November 15, 2013

SHIV-RAJ IN MP - PART V


MADHYA PRADESH 2013: THE ISSUES THAT MATTER



THE FIRST TIME VOTERS

With nearly 24 lakh youngsters voting for the first time in the upcoming polls, both the BJP and the Congress are going all out to attract them. By pitting the 41 year old Jyothiraditya Scindia against the incumbent CM, the INC is hoping that his clean image will appease the younger sections of the electorate, helping it end the ten year long power drought in Bhopal. In his rallies, the young Scindia scion is seen talking about development and generation of jobs - two issues that matter most to the youth. Meanwhile, Shivraj Singh Chauhan is relying on his Gujarat counterpart to do the same for him. The tough talking and tech savvy Narendra Modi who is also the BJP' PM candidate has caught the attention of the young Indians across the country and Madhya Pradesh is no exception. The much publicized Gujarat model of development, something that the leader never gets tired of mentioning, has caught the attention of youngsters who see it as the way forward to a brighter future. With the younger voters expected to be an important factor in deciding the outcome of this elections, it is hardly surprising to see why the to parties are keen to impress the youth.


THE MINORITY VOTES

Unlike Modi, Chauhan is very popular with the minorities too. In fact, at one point of time when NDA was looking for a new PM candidate for the 2014 polls, some section including the patriarch L K Advani favored him considering his image as a good administrator as well as a secular leader. The Madhya Pradesh CM organizes Iftar parties at his official residence and has worn the skull cap on numerous occasions. No major communal clashes have been reported from the state in his tenure. At the same time, some decisions taken by him including the singing of Vande Mataram and teaching Surya Namaskar in schools have seen opposition from Muslim organizations. As the battle for Bhopal heats up, Shivraj is not taking any chances. Former MP Arif Beig has been given a ticket from Bhopal - North. On the other hand, the elevation of Narendra Modi as the BJP's official PM nominee has given the Congress a chance to play the communal card before the state elections. Digvijay Singh, known for taking jibes at the RSS will be the party's main leader to woo the Muslims.


SMALLER PARTIES

Whosoever is in power in Lucknow tends to get about five to ten seats in Madhya Pradesh too. As such, while the Samajwadi Party (SP) had 7 seats in 2003 polls, they dropped to a single seat five years down the line as the Bahujan Samajwadi Party (BSP) grew from two to seven. As such, the SP is expected to do well in comparison with its rival in the areas adjoining Uttar Pradesh.

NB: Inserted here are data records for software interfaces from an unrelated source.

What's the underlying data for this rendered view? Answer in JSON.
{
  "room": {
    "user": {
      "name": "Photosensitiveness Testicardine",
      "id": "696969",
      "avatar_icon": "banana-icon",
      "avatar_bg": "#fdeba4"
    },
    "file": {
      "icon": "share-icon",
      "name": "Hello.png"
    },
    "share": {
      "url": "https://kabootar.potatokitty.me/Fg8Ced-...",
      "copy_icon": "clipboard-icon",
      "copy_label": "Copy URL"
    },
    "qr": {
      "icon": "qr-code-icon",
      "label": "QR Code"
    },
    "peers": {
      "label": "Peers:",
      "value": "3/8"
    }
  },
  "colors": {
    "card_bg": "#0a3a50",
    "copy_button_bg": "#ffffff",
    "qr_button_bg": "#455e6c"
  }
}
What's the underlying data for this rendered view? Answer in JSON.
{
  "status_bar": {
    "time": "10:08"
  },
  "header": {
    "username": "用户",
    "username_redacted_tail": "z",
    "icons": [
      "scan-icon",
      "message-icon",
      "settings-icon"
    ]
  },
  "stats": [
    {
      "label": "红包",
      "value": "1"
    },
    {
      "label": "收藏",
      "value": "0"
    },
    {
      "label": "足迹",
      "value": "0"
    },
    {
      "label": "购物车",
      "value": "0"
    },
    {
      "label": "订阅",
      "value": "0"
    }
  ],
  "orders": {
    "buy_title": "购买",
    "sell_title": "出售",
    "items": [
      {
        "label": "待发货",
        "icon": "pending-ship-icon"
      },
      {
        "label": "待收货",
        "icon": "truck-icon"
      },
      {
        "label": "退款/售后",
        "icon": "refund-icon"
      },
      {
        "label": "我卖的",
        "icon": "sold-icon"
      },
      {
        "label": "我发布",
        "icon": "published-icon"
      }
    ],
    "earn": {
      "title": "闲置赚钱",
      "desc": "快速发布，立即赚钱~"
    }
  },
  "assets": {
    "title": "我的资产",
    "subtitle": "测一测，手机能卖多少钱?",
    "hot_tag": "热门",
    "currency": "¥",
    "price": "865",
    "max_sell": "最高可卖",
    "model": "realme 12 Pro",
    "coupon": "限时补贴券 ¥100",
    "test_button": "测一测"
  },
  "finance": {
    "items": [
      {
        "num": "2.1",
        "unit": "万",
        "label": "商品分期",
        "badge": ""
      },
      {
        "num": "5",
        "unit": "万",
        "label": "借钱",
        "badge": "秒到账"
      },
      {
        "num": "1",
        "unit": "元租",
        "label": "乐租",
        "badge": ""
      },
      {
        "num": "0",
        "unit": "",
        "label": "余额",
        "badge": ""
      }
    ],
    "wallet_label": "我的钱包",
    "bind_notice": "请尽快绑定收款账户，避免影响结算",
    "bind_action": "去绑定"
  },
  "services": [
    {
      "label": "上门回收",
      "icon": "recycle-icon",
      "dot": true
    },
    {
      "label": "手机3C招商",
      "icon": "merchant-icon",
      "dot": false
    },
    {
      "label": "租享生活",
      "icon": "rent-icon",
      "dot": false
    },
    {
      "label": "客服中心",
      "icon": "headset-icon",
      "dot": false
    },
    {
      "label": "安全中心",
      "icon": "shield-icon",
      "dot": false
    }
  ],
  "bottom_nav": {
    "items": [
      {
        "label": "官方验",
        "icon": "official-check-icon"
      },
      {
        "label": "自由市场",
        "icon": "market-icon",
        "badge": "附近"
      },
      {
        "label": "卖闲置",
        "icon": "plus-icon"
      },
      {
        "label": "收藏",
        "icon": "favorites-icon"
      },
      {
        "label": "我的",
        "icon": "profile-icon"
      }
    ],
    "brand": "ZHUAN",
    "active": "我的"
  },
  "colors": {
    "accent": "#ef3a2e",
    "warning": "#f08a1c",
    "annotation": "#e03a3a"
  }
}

CM Akhilesh is said to be particularly focusing on two regions - Chambal and Bundelkhand and is hoping to snatch about 15 seats from here. The party to look out for will be the Gondwana Ganatantra Party (GPP). Established in 1991, the GPP aims to create a separate state of Gondwana in Central India to support the cause if the Gondli people. It presently has a single seat in the state assembly. The regional outfit has decided to join hands with the the JD(U). Several rebels from the BJP and the Congress have also joined it. It is likely that the GPP may get up to 5 seats this time around. The Left Front will field candidates from 33 constituencies in the state.

For more on the Madhya Pradesh Elections 2013, click here (Link)